Ian Marshall Fisher's Lost Musicals series, presenting neglected shows by great American Broadway theatre writers, in semi-staged performances by West End regulars on Sunday afternoons at the Lilian Baylis Theatre, has announced its 2011 season. The Band Wagon, book by George S Kaufman and Howard Dietz, music by Arthur Schwartz, lyrics by Howard Dietz, a revue written for Fred and Adele Astaire, some material from which was used in the subsequent film of the same name, will play from 27th March to 17th April; Coco, book and lyrics by Alan Jay Lerner, music by Andre Previn, about the fashion designer Coco Chanel in her later years as newer, younger designers began to challenge her position, from 15th May to 12th June; and Mexican Hayride, book by Herbert and Dorothy Fields, music and lyrics by Cole Porter, about a fifth rate racketeer who mistakenly becomes a Mexican hero, from 5th June to 7th August. All performances are preceded by introductory talks from guest speakers.

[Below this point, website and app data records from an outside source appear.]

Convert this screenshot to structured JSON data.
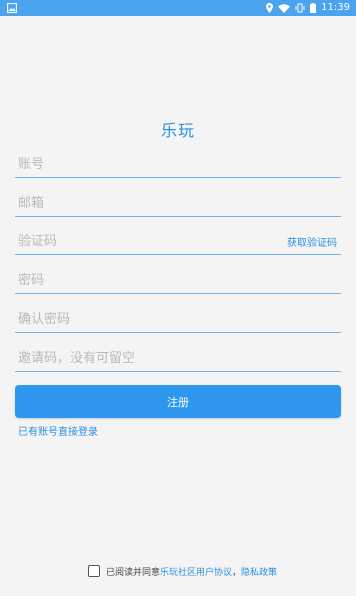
{
  "status_bar": {
    "time": "11:39",
    "icons": [
      "image-icon",
      "location-icon",
      "wifi-icon",
      "vibrate-icon",
      "battery-icon"
    ]
  },
  "app_title": "乐玩",
  "form": {
    "account_placeholder": "账号",
    "email_placeholder": "邮箱",
    "code_placeholder": "验证码",
    "get_code_label": "获取验证码",
    "password_placeholder": "密码",
    "confirm_password_placeholder": "确认密码",
    "invite_placeholder": "邀请码，没有可留空",
    "register_label": "注册",
    "login_link_label": "已有账号直接登录"
  },
  "agreement": {
    "checked": false,
    "prefix": "已阅读并同意",
    "user_agreement": "乐玩社区用户协议",
    "separator": "，",
    "privacy_policy": "隐私政策"
  },
  "colors": {
    "accent": "#2e97ef",
    "status_bar": "#4aa3ef",
    "background": "#f4f4f4",
    "underline": "#6fb4f0"
  }
}
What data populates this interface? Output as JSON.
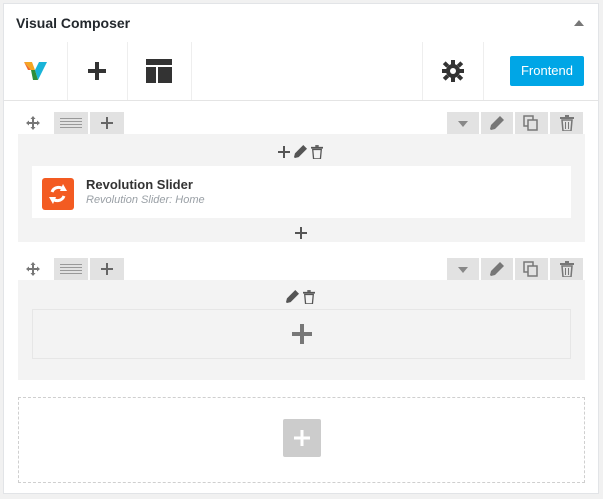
{
  "panel": {
    "title": "Visual Composer"
  },
  "toolbar": {
    "logo_icon": "visual-composer-logo",
    "add_element_icon": "plus-icon",
    "templates_icon": "layout-template-icon",
    "settings_icon": "gear-icon",
    "frontend_label": "Frontend"
  },
  "rows": [
    {
      "controls": [
        "move-icon",
        "columns-layout-icon",
        "plus-icon",
        "chevron-down-icon",
        "pencil-icon",
        "copy-icon",
        "trash-icon"
      ],
      "column_controls": [
        "plus-icon",
        "pencil-icon",
        "trash-icon"
      ],
      "element": {
        "title": "Revolution Slider",
        "subtitle": "Revolution Slider: Home",
        "icon": "refresh-icon"
      }
    },
    {
      "controls": [
        "move-icon",
        "columns-layout-icon",
        "plus-icon",
        "chevron-down-icon",
        "pencil-icon",
        "copy-icon",
        "trash-icon"
      ],
      "column_controls": [
        "pencil-icon",
        "trash-icon"
      ],
      "element": null
    }
  ],
  "colors": {
    "accent": "#00a6e6",
    "element_icon": "#f35b22"
  }
}
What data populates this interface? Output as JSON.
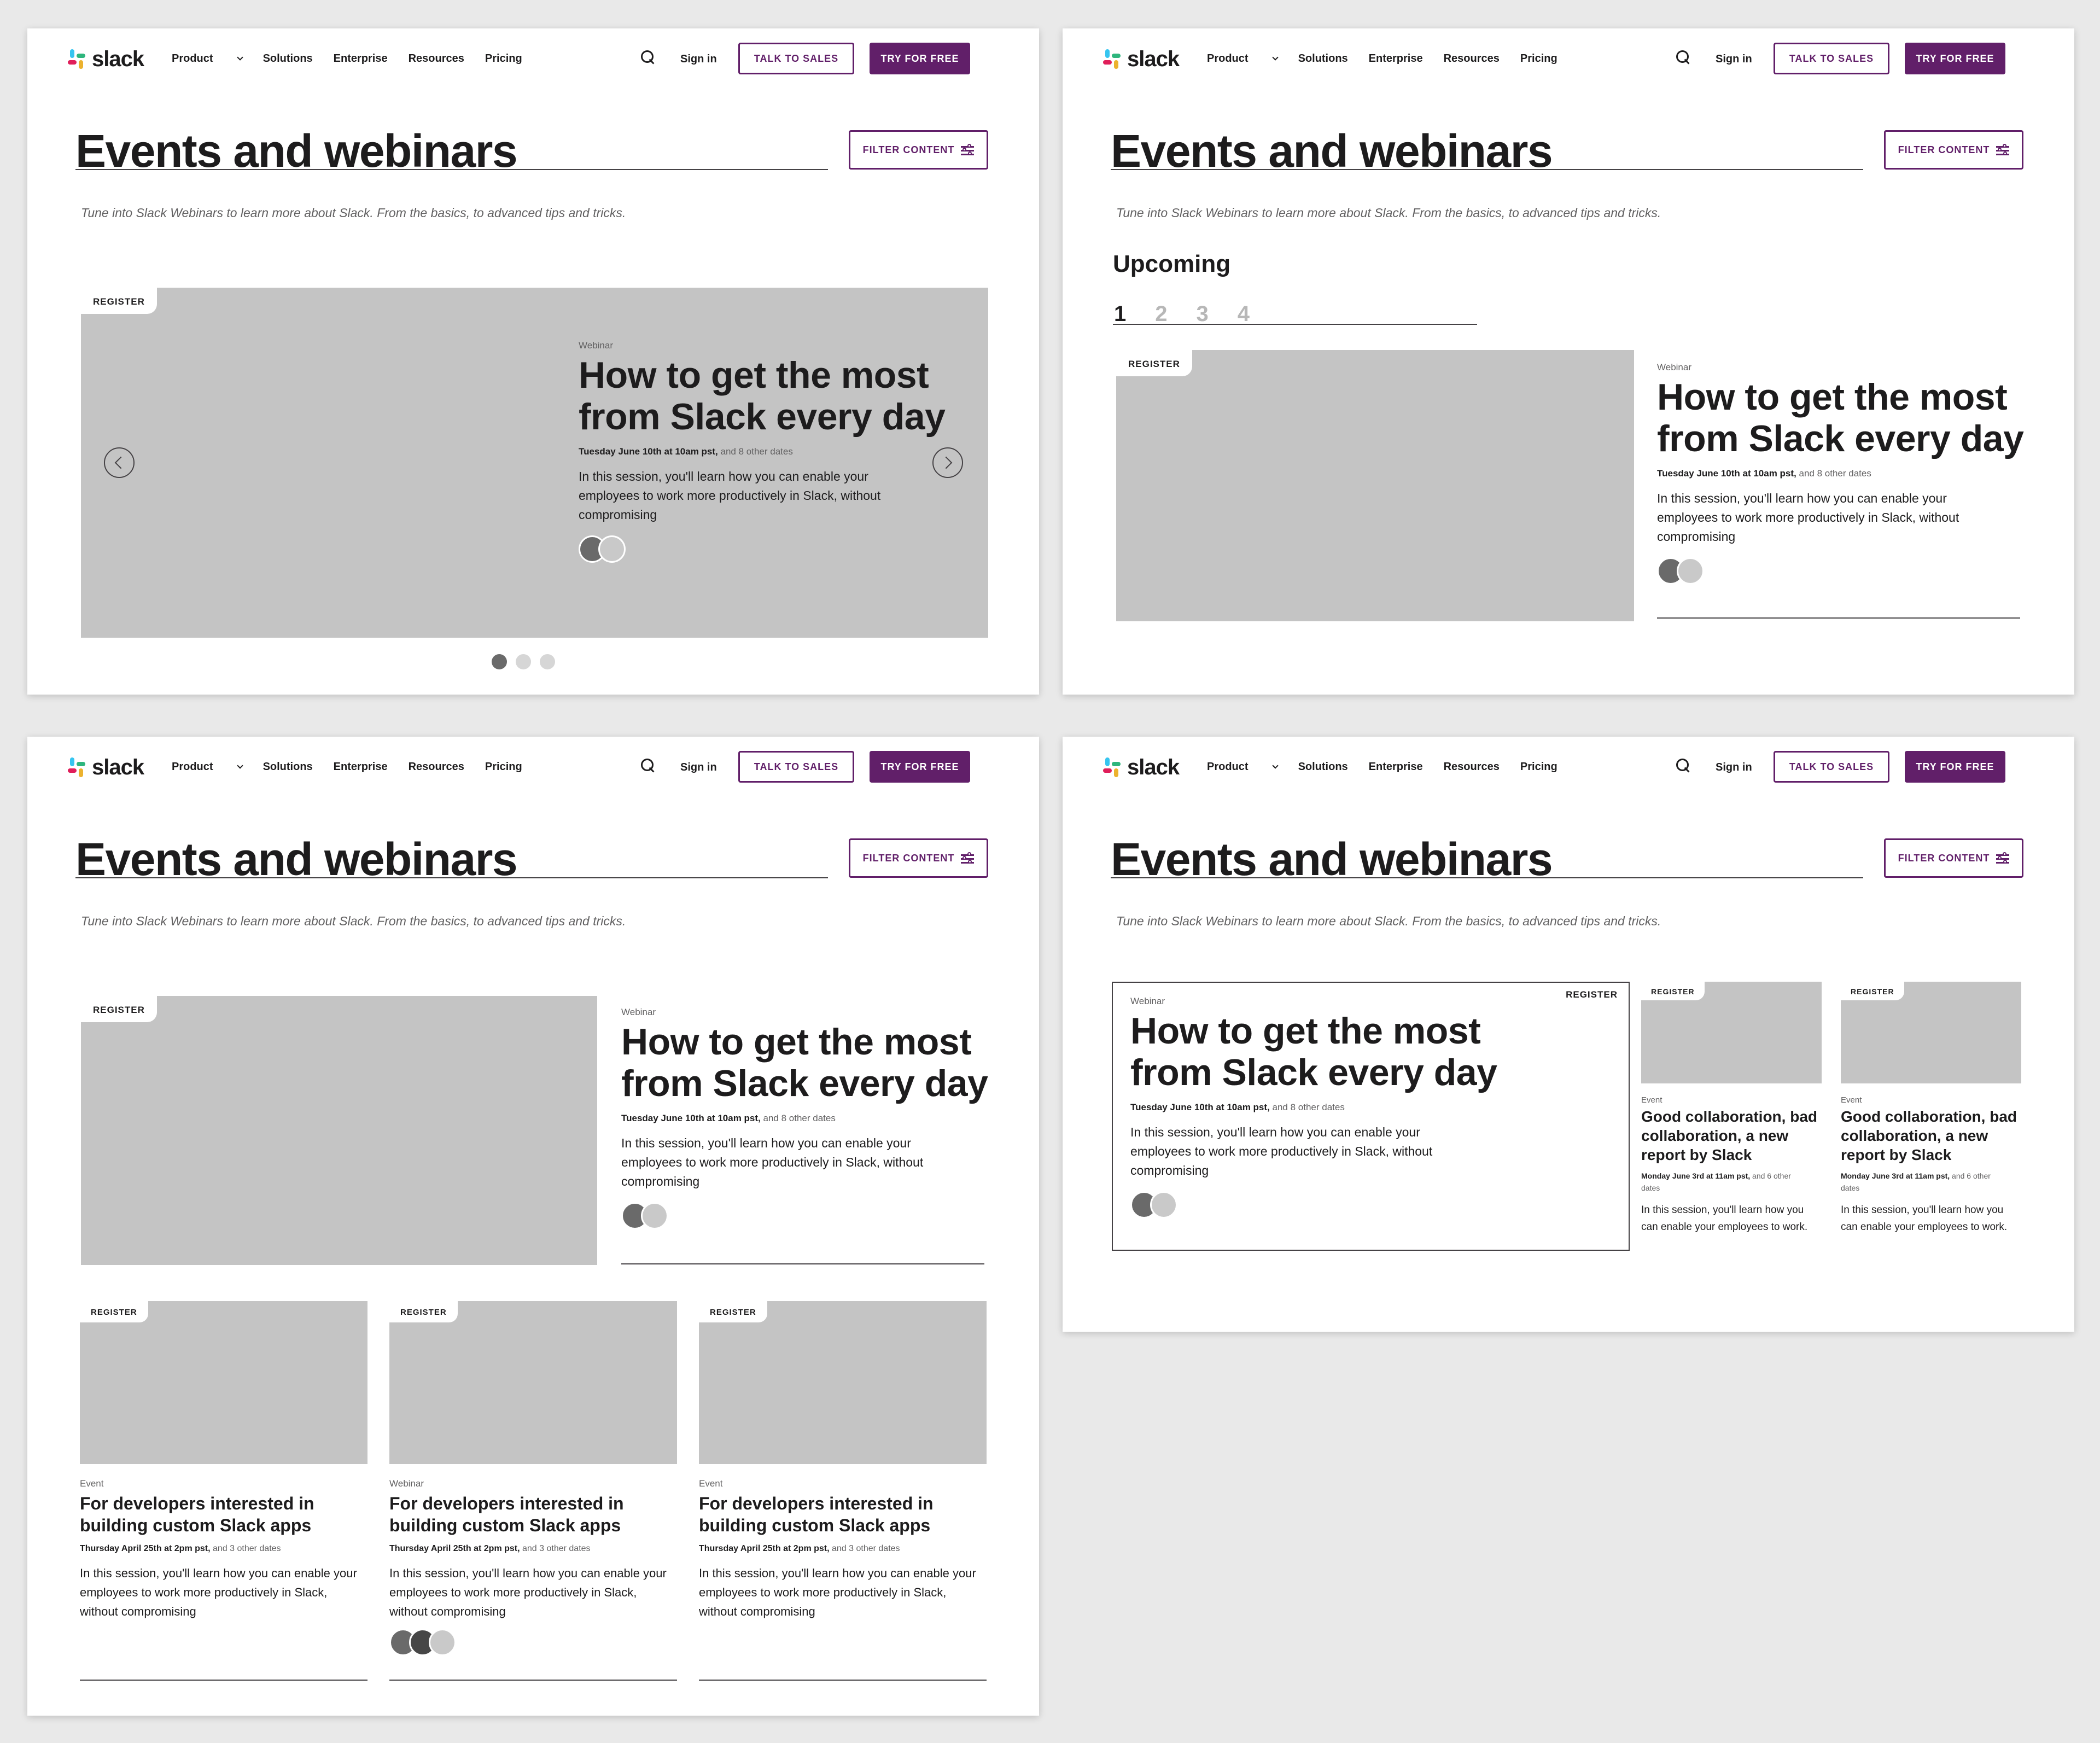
{
  "nav": {
    "logo_text": "slack",
    "links": [
      "Product",
      "Solutions",
      "Enterprise",
      "Resources",
      "Pricing"
    ],
    "signin": "Sign in",
    "talk_to_sales": "TALK TO SALES",
    "try_free": "TRY FOR FREE",
    "logo_colors": [
      "#36c5f0",
      "#2eb67d",
      "#ecb22e",
      "#e01e5a"
    ]
  },
  "page": {
    "title": "Events and webinars",
    "filter_label": "FILTER CONTENT",
    "subtitle": "Tune into Slack Webinars to learn more about Slack. From the basics, to advanced tips and tricks."
  },
  "featured": {
    "register": "REGISTER",
    "kind": "Webinar",
    "title": "How to get the most from Slack every day",
    "date_bold": "Tuesday June 10th at 10am pst,",
    "date_rest": " and 8 other dates",
    "description": "In this session, you'll learn how you can enable your employees to work more productively in Slack, without compromising"
  },
  "carousel": {
    "dots": 3,
    "active_dot": 1
  },
  "upcoming": {
    "heading": "Upcoming",
    "pages": [
      "1",
      "2",
      "3",
      "4"
    ],
    "current_page": "1"
  },
  "small_cards": [
    {
      "register": "REGISTER",
      "kind": "Event",
      "title": "For developers interested in building custom Slack apps",
      "date_bold": "Thursday April 25th at 2pm pst,",
      "date_rest": " and 3 other dates",
      "description": "In this session, you'll learn how you can enable your employees to work more productively in Slack, without compromising"
    },
    {
      "register": "REGISTER",
      "kind": "Webinar",
      "title": "For developers interested in building custom Slack apps",
      "date_bold": "Thursday April 25th at 2pm pst,",
      "date_rest": " and 3 other dates",
      "description": "In this session, you'll learn how you can enable your employees to work more productively in Slack, without compromising"
    },
    {
      "register": "REGISTER",
      "kind": "Event",
      "title": "For developers interested in building custom Slack apps",
      "date_bold": "Thursday April 25th at 2pm pst,",
      "date_rest": " and 3 other dates",
      "description": "In this session, you'll learn how you can enable your employees to work more productively in Slack, without compromising"
    }
  ],
  "side_cards": [
    {
      "register": "REGISTER",
      "kind": "Event",
      "title": "Good collaboration, bad collaboration, a new report by Slack",
      "date_bold": "Monday June 3rd at 11am pst,",
      "date_rest": " and 6 other dates",
      "description": "In this session, you'll learn how you can enable your employees to work."
    },
    {
      "register": "REGISTER",
      "kind": "Event",
      "title": "Good collaboration, bad collaboration, a new report by Slack",
      "date_bold": "Monday June 3rd at 11am pst,",
      "date_rest": " and 6 other dates",
      "description": "In this session, you'll learn how you can enable your employees to work."
    }
  ]
}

The Broadway show Fela!, the back catalogue biomusical about the African composer and activist Fela Anikulapo Kuti, which has just completed a season at the National Theatre, will return to London for a 6 week season at Sadler's Wells Theatre from 20th July.
On The Casting Couch: Les Dennis will feature in Alan Ayckbourn's Drowning On Dry Land, at the Jermyn Street Theatre from 22nd February; Anne-Marie Duff will be joined by Niamh Cusack, Lucy Black, Timothy Carlton, Simon Chandler, Richard Clifford, Oliver Coopersmith, Rory Fleck-Byrne, Freddie Fox, Jenny Galloway, Patrick Godfrey, Nicholas Jones, Tommy McDonnell, Lucy Robinson, Tristan Shepherd, Richard Teverson, Sarah Waddell, Michael Webber, Tristram Wymark in Terence Rattigan's Cause Celebre, opening at the Old Vic Theatre on 29th March; and Sarah Lancashire and Reece Shearsmith will be joined by Adrian Scarborough, David Bamber, Jack Edwards, Ann Emery and Mark Meadows in the Ron Cowen-Daniel Lipman-George Stiles-Anthony Drewe musical Betty Blue Eyes, opening at the Novello Theatre on 13th April.
Headlong Theatre will stage Shakespeare's A Midsummer Night's Dream, with the action relocated to 1960s Hollywood, directed by Natalie Abrahami, opening a national tour at the Nuffield Theatre in Southampton on 3rd February. It is a co-production with Hull Truck.
The Edinburgh Fringe has launched its annual nationwide Roadshow of seminars to give would be producers an idea of what is involved in taking part. Dates and locations are in February: 5th - Edinburgh International Conference Centre, 12th - Shaw Theatre, London and 19th - Contact Theatre, Manchester. Events are free. Further information about the Fringe and these events can be found on the Fringe web site via the link from Festivals in the Links section of TheatreNet.
And Finally . . . The Royal Shakespeare Company's Costume Store is holding a costume sale on 12th February in Stratford on Avon, with 10,000 items of all periods on offer, including over 1,000 pairs of shoes, 500 shirts and 300 hats (Does anyone still wear a hat?). Of course the main interest will not be in the costumes themselves, but in who has worn them before. So, a light blue 18th century waistcoat worn by Charles Dance in As You Like It, a selection of shirts worn by Ian McKellen in The Seagull, or David Tennant's understudy costume from Love's Labour's Lost anyone?